What is my role as a kindergarten teacher with regards to computer skills?

Currently, my students are taught mouse skills, so that they are able to successfully play games on the computer. iPads are new to my program this year, and I am navigating through ways to best use this technology with my young learners. We completed a fun book-making project that involved them taking pictures of shapes around the school, and the SKs use apps that I have selected. The physical keyboard and the touch-screen keyboard have not even been introduced!

There are professionals who are adamant that keyboarding is not taught in Kindergarten (see, “Just say ‘no’ to keyboarding in kindergarten” by Rae Pica), but there are a multitude of games, apps and programs that are geared for just that purpose. Do I introduce typing to students who are still mastering printing, or leave it for later years?

How do I help my students?

The Ontario curriculum does not offer formal typing skills until Grade 9, and I strongly feel that this is too late. Students are expected to produce typed products in elementary school, and old habits can be hard to break. I would be curious to learn about the ways educators around the province are tackling this hurdle.

Although I do not think I will be pursuing this topic for my action plan, I am definitely going to be reflecting more upon how I can provide the building blocks for students of all abilities to use technology to success in all of it’s forms. Perhaps games that encourage the students to locate keys on the keyboard, or typing their names makes the most sense for students this age. An informal introduction without talking about the ‘home row.’
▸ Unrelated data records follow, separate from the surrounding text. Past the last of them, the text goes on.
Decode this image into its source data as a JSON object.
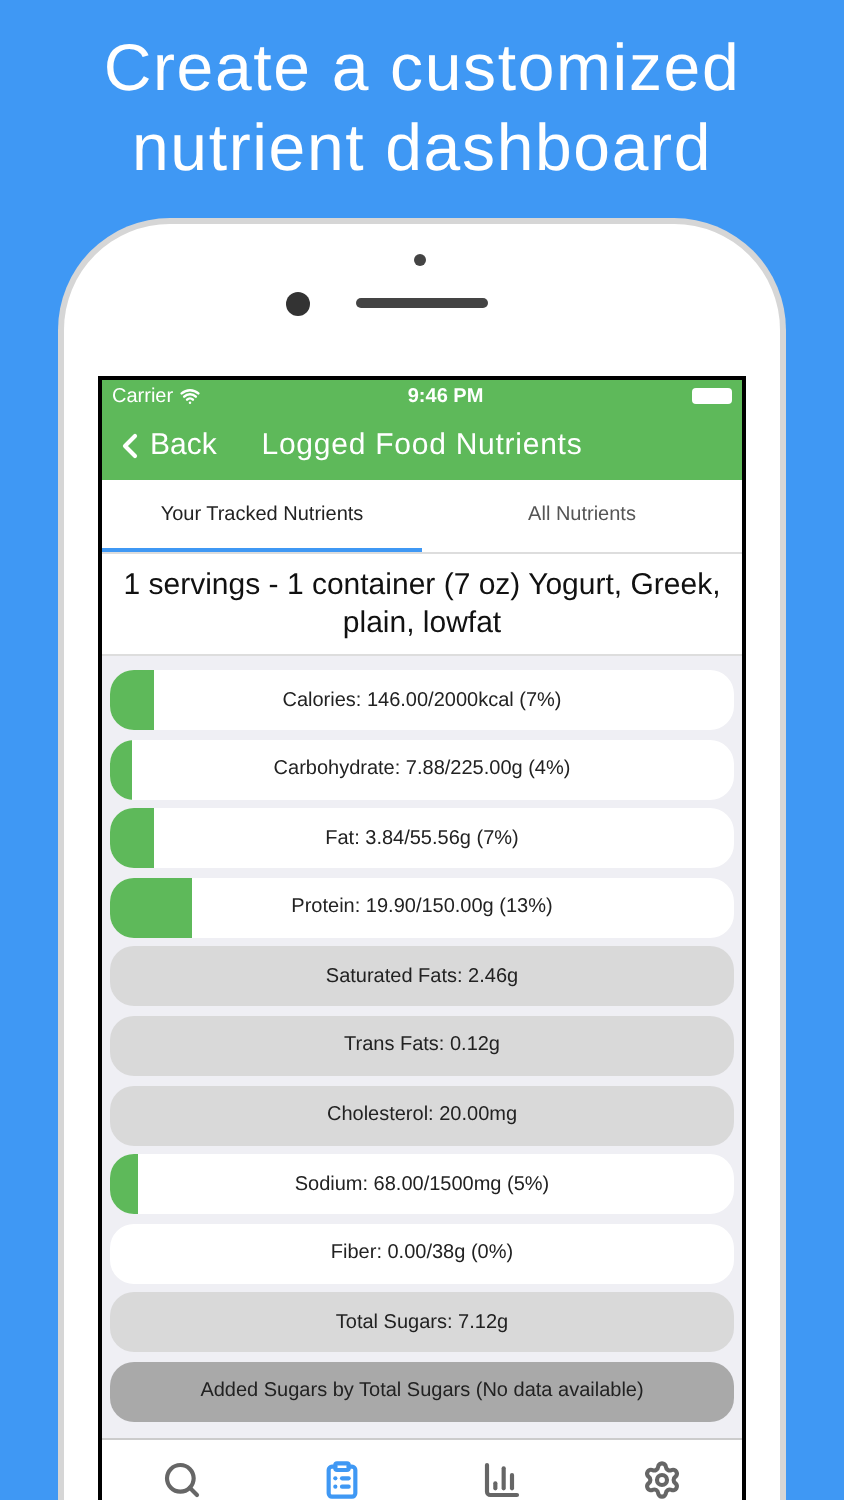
{
  "headline": "Create a customized nutrient dashboard",
  "status_bar": {
    "carrier": "Carrier",
    "time": "9:46 PM"
  },
  "nav_bar": {
    "back": "Back",
    "title": "Logged Food Nutrients"
  },
  "tabs": [
    {
      "label": "Your Tracked Nutrients",
      "selected": true
    },
    {
      "label": "All Nutrients",
      "selected": false
    }
  ],
  "food_title": "1 servings - 1 container (7 oz) Yogurt, Greek, plain, lowfat",
  "nutrients": [
    {
      "kind": "tracked",
      "label": "Calories: 146.00/2000kcal (7%)",
      "level": 0.07
    },
    {
      "kind": "tracked",
      "label": "Carbohydrate: 7.88/225.00g (4%)",
      "level": 0.035
    },
    {
      "kind": "tracked",
      "label": "Fat: 3.84/55.56g (7%)",
      "level": 0.07
    },
    {
      "kind": "tracked",
      "label": "Protein: 19.90/150.00g (13%)",
      "level": 0.13
    },
    {
      "kind": "info",
      "label": "Saturated Fats: 2.46g"
    },
    {
      "kind": "info",
      "label": "Trans Fats: 0.12g"
    },
    {
      "kind": "info",
      "label": "Cholesterol: 20.00mg"
    },
    {
      "kind": "tracked",
      "label": "Sodium: 68.00/1500mg (5%)",
      "level": 0.045
    },
    {
      "kind": "tracked",
      "label": "Fiber: 0.00/38g (0%)"
    },
    {
      "kind": "info",
      "label": "Total Sugars: 7.12g"
    },
    {
      "kind": "unavailable",
      "label": "Added Sugars by Total Sugars (No data available)"
    }
  ],
  "tab_bar": [
    {
      "kind": "search",
      "selected": false
    },
    {
      "kind": "clipboard",
      "selected": true
    },
    {
      "kind": "chart",
      "selected": false
    },
    {
      "kind": "settings",
      "selected": false
    }
  ]
}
The biggest point that resonated with me in the article by Rae Pica was the importance of formally developing fine-motor skills. So I think it’s time for me venture over to Pinterest, and grab some ice cube trays, tweezers and pom poms!


Posted in Classroom Reflections | 8 Comments

What is the role of technology?

What is the Role of Technology in my Classroom?

This is a critical question that each educator needs to ask him/herself as we collectively embark on working towards integrating technology in our classrooms for students to acquire information and demonstrate their learning. Inspired by the first Face 2 Face session with Cohort 21, I am reflecting on how this applies in my Senior Kindergarten classroom in the following ways:

  • How are young learners able to absorb information presented to them through technology?
  • How are young learners able to independently use technology to acquire information?
  • How much time should be dedicated to working with technology in the kindergarten classroom?
  • How are the attention spans of the students reflected and/or impacted by the use of technology in the classroom?
  • Am I, as a teacher, maximizing opportunities for students to be using technology?

What does Techology Currently Look Like in My Classroom?

As I stood in a room full of educators at our first Face 2 Face session and we had to place ourselves on a scale of how much students use technology in our classrooms, I realized that my students currently use it much less than students in other grades at other schools. I also realized that it does not match my ideals for amount of time spent with technology.

As currently structured, the Smart Board is used daily for our morning routine and there is often one or two lessons/videos that we use the Smart Board for as well. Time on the classroom computer is available during free play every afternoon, but there are often weeks where none of the students select this option. Whether or not this is a function of my scheduling or of their interests, I am keen to find out!

My Current Goals

As I look forward to implementing exciting projects that utilize accessible technology in the classroom, I will be observing and reflecting on the ways that children already are using the technology in the classroom, both self-directed and teacher-directed. Hopefully, this will give me some anecdotal evidence that will help me make informed decisions to best meet the needs of my students. An exciting journey, to be sure!

Posted in Face 2 Face Sessions | 4 Comments